For the first time in his 65 year history, the King of the Monsters came to San Diego Comic Con this year. Contrary to what many might assume, Toho’s Godzilla booth was not victory lap for the titanic star’s latest film outing stateside, but a celebration of the entire franchise with gems from throughout its history scattered about. This made for something of a unique booth, as there’s really no big product to push, save from a small number of exclusive toys that can be purchased at an attached store. Instead the booth serves as something of a small scale museum.
The Toho staff certainly seem to have had a museum exhibit in mind when they put the booth together, with historical objects juxtaposed against informational paragraphs and bits of trivia on the walls. The booth was designed by Godzilla: Rulers of Earth writer Chris Mowry and demonstrates his encyclopedic knowledge of the brand as well as his concern for longtime fans and newcomers alike. The set up is not small, but neither is it large for SDCC and much of it is taken up by the store and a photo booth. As such, and somewhat appropriately, the booth works upwards, filling every wall with information and images of the King of the Monsters and his entourage.
The crown jewel of the exhibit is the Godzilla suit used in filming Godzilla 2000: Millennium, known to fans as the MireGoji suit. In a rare opportunity for fans, the complete suit is not only on display but set up in a photo booth so you can square off with Gojira himself! Fans can choose from one of four different backgrounds (San Diego, under the wings of Mothra on Monster Island, in the sights of King Ghidorah, or amidst a volcano as Rodan looks on) and pose however they like, with a dedicated editor on hand to make sure their showdown is worthy of a Toho throwdown. The line can be a little long at various points of the day, but, thanks to the space constraints, much of your time can be spent looking at the rest of the exhibit.
The MireGoji suit is something to behold. It’s a good suit to exhibit, both because of its relative youth and because of its abundant and distinctive texture. It’s smaller than you might think up close, this design being given a notable hunch, and there are a few places where you can see the wear of time, but it does little to take away from the excitement. Being a nerd and a sentimentalist, I opted against the classic poster square off and tried to put together a quieter scene, based on my favorite moment in Godzilla vs. King Ghidorah (1991).

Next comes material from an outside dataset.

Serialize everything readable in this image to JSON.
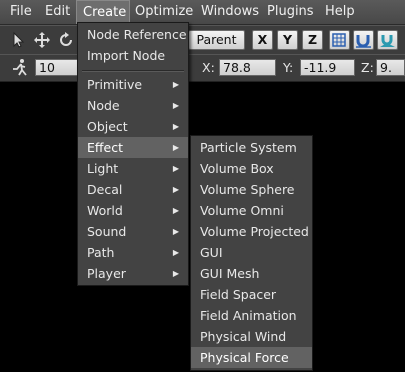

Beyond the photo booth are glass displays filled with all manner of toys and merch. Obviously some of the most impressive are the S.H. Monster Arts figures. Godzillas from throughout the franchise are represented, with particularly nice incarnations of the 1963 KingGoji design and and the impressively beefy anime Godzilla. There are also plenty of cuter (and cheaper) chibi versions of the kaiju on display.
But, even alongside MireGoji, the most impressive part of the exhibition for me is a case containing a slew of props and costume pieces. There are props as old as the Oxygen Destroyer from the original Gojira (1954) and as new as the ORCA from Godzilla: King of the Monsters (2019). Between them are Showa Era classics, like the heads used for Mothra and Ghidorah, and more recent designs, like the Super X2 prop from Godzilla vs. Biollante (1989).
I think my favorite is the head of the final form Destoroyah costume. Unlike nearly every other piece in the collection, I think it actually looks bigger in person. It’s certainly sizable, with loads of molded detail, and the fact that Destoroyah’s head is actually relatively small for her body gives you a sense of just how imposing the full costume must have been. The VS series holds a mixed place in the memories of Godzilla fans, but I hold that the costumes and designs are some of the most vivid and lifelike of the series.
Speaking of the Heisei designs, the big attraction on the first two days was acclaimed tokusatsu artist and designer Shiji Nishikawa, who was on hand drawing and signing autographs. Against the far wall of the exhibit, Nishikawa drew a sharp and massive mural of Godzilla and most of his rogues gallery. Then, on day 2, Nishikawa sat down to sign personalized autographs. The line was capped early but, it still kept Nishikawa at the booth for hours as he patiently sketched on each attendee’s provided poster board. I was not fully aware of Nishikawa’s influence on the series when I arrived at Comic Con, but it was amazing to see just how iconic his designs and style have been on the brand and how quickly he can imbue those qualities into a sketch.
After all was said and done I talked to a Toho employee and asked what his takeaway from the show was. For him, it was all about the outpouring of love for Godzilla. Toys and promotional materials were running low early into the second day of the four day show and the booth was packed through the day. Toho apparently wasn’t certain how much affection the quickly assembled booth would receive, but fans of every age flocked to it, many with parents that introduced them to the franchise or children they hope to share their passion with in turn.
You can find Toho Studios and Godzilla at SDCC booth #3535